- Entries from a dataset of interfaces:
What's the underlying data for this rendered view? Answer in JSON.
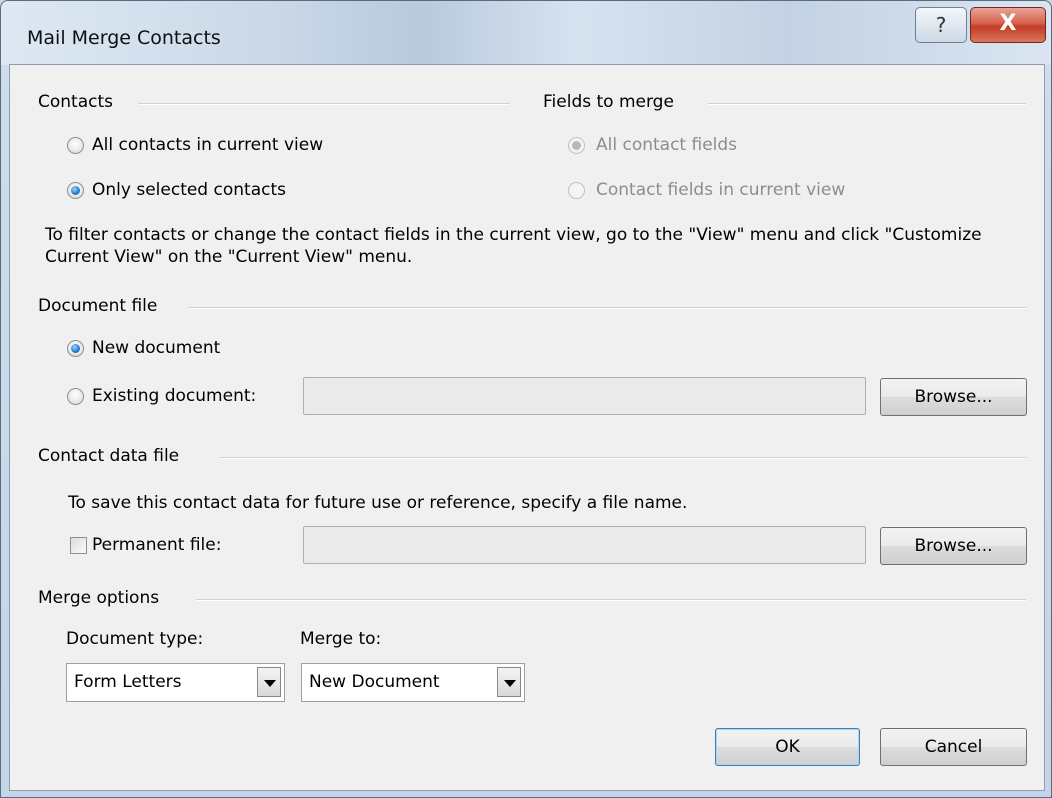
{
  "window": {
    "title": "Mail Merge Contacts",
    "help_glyph": "?",
    "close_glyph": "X"
  },
  "contacts": {
    "heading": "Contacts",
    "options": [
      {
        "label": "All contacts in current view",
        "selected": false
      },
      {
        "label": "Only selected contacts",
        "selected": true
      }
    ]
  },
  "fields": {
    "heading": "Fields to merge",
    "options": [
      {
        "label": "All contact fields",
        "selected": true,
        "enabled": false
      },
      {
        "label": "Contact fields in current view",
        "selected": false,
        "enabled": false
      }
    ]
  },
  "filter_note": "To filter contacts or change the contact fields in the current view, go to the \"View\" menu and click \"Customize Current View\" on the \"Current View\" menu.",
  "document_file": {
    "heading": "Document file",
    "new_label": "New document",
    "existing_label": "Existing document:",
    "existing_value": "",
    "browse_label": "Browse..."
  },
  "contact_data_file": {
    "heading": "Contact data file",
    "note": "To save this contact data for future use or reference, specify a file name.",
    "permanent_label": "Permanent file:",
    "permanent_checked": false,
    "permanent_value": "",
    "browse_label": "Browse..."
  },
  "merge_options": {
    "heading": "Merge options",
    "doc_type_label": "Document type:",
    "doc_type_value": "Form Letters",
    "merge_to_label": "Merge to:",
    "merge_to_value": "New Document"
  },
  "buttons": {
    "ok": "OK",
    "cancel": "Cancel"
  }
}
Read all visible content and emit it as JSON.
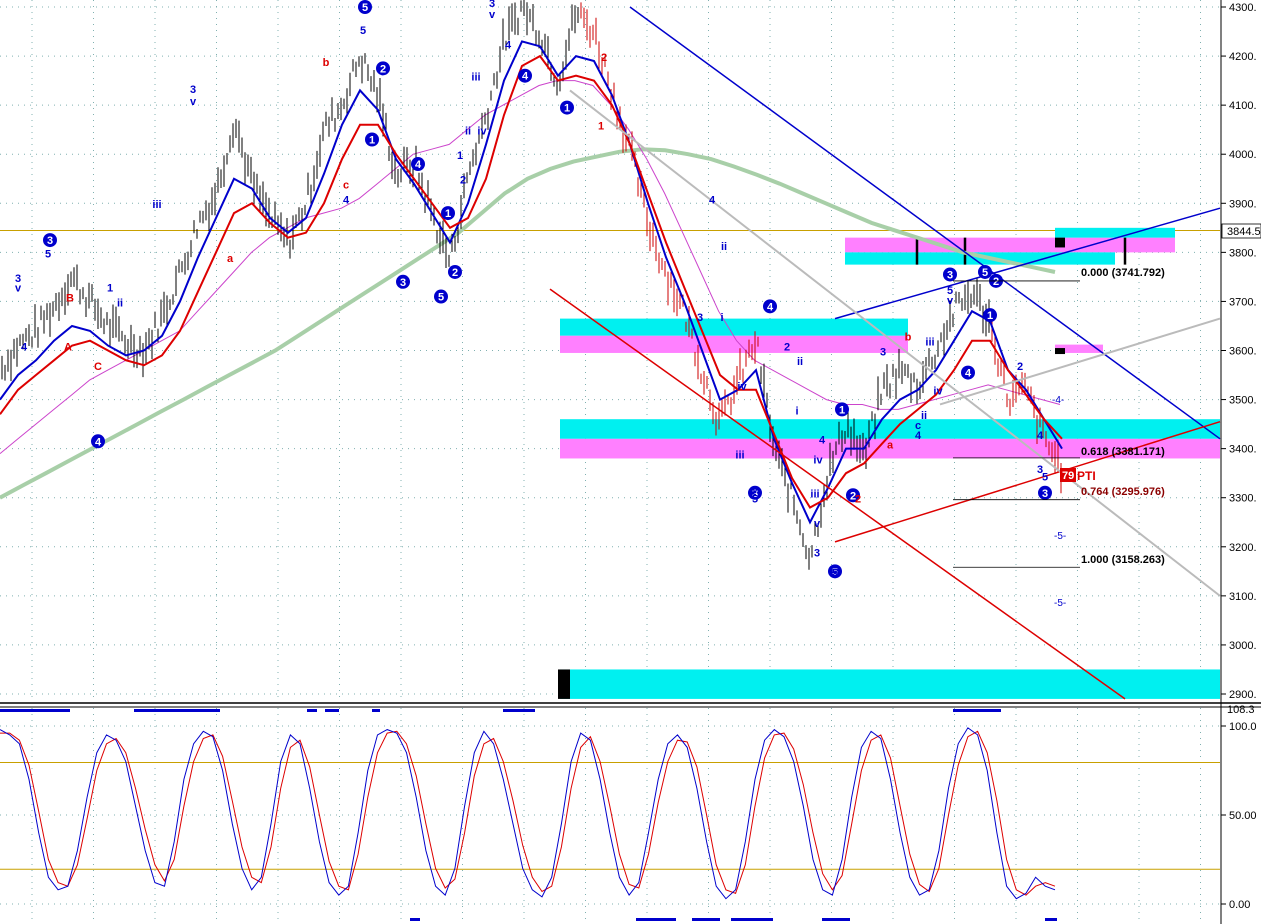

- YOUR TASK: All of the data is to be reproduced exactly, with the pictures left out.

- SOLUTION TO THIS EXERCISE:
What's the underlying data for this rendered view? Answer in JSON.
{
  "window": {
    "title": "Mail Merge Contacts",
    "help_glyph": "?",
    "close_glyph": "X"
  },
  "contacts": {
    "heading": "Contacts",
    "options": [
      {
        "label": "All contacts in current view",
        "selected": false
      },
      {
        "label": "Only selected contacts",
        "selected": true
      }
    ]
  },
  "fields": {
    "heading": "Fields to merge",
    "options": [
      {
        "label": "All contact fields",
        "selected": true,
        "enabled": false
      },
      {
        "label": "Contact fields in current view",
        "selected": false,
        "enabled": false
      }
    ]
  },
  "filter_note": "To filter contacts or change the contact fields in the current view, go to the \"View\" menu and click \"Customize Current View\" on the \"Current View\" menu.",
  "document_file": {
    "heading": "Document file",
    "new_label": "New document",
    "existing_label": "Existing document:",
    "existing_value": "",
    "browse_label": "Browse..."
  },
  "contact_data_file": {
    "heading": "Contact data file",
    "note": "To save this contact data for future use or reference, specify a file name.",
    "permanent_label": "Permanent file:",
    "permanent_checked": false,
    "permanent_value": "",
    "browse_label": "Browse..."
  },
  "merge_options": {
    "heading": "Merge options",
    "doc_type_label": "Document type:",
    "doc_type_value": "Form Letters",
    "merge_to_label": "Merge to:",
    "merge_to_value": "New Document"
  },
  "buttons": {
    "ok": "OK",
    "cancel": "Cancel"
  }
}
Read all visible content and emit it as JSON.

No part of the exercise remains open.